The Hong Kong government is keenly aware of talent shortages caused by an outflow of so many residents. Hong Kong’s Chief Executive announced in his first policy address in October 2022 that the government would set aside US$3.8 billion to attract businesses to the city and launch an initiative to “entice talents to pursue their careers in Hong Kong.”
Gaming and tourism eclipse other sectors: The pandemic has significantly impacted Macau’s tourism and gaming sectors. These market distortions had started to moderate in 2021 as Macau slowly opened to mainland tourists, but an outbreak in May and June of 2022 that necessitated a 14-day lockdown, has further clouded the future for Macao’s economy. Gaming revenues that mirror historical averages (in 2019, Macau’s gross gaming revenue reached US$36.6 billion) are not expected to rebound until concrete measures to restore quarantine free travel to both mainland China, Hong Kong, and international travelers are announced. However, there are opportunities in non-gaming sectors that do afford opportunities for U.S. firms including smart building, healthcare, and architectural/design services etc.
Pandemic-driven restrictions push more expats to join exodus: After more than two years of living in the city with some of the world’s strictest pandemic travel restrictions, including mandatory quarantine for overseas arrivals, a substantial number of foreign professionals have decided to leave the city.

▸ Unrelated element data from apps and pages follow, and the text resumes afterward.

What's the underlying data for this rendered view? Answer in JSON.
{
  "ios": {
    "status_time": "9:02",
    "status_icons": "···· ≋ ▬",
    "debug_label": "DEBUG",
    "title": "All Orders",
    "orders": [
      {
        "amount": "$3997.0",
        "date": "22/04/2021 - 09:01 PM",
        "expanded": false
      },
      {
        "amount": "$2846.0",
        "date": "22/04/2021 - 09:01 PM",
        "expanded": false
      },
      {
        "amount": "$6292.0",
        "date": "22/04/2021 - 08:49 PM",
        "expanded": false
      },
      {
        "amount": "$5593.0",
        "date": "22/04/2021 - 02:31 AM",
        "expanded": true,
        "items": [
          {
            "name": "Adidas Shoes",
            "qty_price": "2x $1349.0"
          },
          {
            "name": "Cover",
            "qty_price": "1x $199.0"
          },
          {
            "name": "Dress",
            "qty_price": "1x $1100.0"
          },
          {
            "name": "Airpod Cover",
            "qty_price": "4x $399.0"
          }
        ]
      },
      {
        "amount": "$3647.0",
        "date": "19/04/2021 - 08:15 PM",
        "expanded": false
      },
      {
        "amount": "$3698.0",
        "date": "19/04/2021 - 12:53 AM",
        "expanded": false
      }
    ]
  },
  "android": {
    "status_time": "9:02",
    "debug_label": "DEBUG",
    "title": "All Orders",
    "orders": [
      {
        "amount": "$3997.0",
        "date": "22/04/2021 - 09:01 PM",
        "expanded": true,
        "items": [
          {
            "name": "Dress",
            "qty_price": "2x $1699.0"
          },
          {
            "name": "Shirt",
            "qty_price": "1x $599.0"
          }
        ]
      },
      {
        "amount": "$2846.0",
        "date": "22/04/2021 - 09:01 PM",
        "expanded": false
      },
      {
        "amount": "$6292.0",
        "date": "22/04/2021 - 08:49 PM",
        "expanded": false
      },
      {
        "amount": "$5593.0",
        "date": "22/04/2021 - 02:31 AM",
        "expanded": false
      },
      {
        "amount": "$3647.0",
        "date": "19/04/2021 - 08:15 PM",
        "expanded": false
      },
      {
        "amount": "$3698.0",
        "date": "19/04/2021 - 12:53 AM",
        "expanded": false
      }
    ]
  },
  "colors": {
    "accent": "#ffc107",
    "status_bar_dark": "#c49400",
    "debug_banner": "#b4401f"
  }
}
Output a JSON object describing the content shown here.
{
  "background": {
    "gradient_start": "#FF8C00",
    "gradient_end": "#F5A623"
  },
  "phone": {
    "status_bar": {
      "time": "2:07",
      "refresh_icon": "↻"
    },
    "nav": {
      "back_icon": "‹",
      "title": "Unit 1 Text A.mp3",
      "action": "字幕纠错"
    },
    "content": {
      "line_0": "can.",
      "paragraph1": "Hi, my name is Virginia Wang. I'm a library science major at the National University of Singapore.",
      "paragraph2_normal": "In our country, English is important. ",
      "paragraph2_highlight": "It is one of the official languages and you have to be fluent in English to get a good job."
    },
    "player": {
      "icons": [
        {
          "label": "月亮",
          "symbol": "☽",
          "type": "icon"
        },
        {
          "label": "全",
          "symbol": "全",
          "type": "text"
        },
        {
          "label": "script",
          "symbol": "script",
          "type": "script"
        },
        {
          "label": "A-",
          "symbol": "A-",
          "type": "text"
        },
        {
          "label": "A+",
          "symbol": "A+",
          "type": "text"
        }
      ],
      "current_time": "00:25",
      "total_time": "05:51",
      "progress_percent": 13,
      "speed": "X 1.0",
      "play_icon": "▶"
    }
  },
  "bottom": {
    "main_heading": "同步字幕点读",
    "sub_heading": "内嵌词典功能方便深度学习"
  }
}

Macau saw a reduction of some 28,500 non-resident workers in the two years from the first quarters of 2020, down to168,000, of which non-resident specialized workers had dropped by 17 percent to 5,310 between December 2020 and January 2022, according to Macau’s statistics service. The broad-based shortage of talent will inevitably restrict Macau’s efforts in diversifying the city’s economy.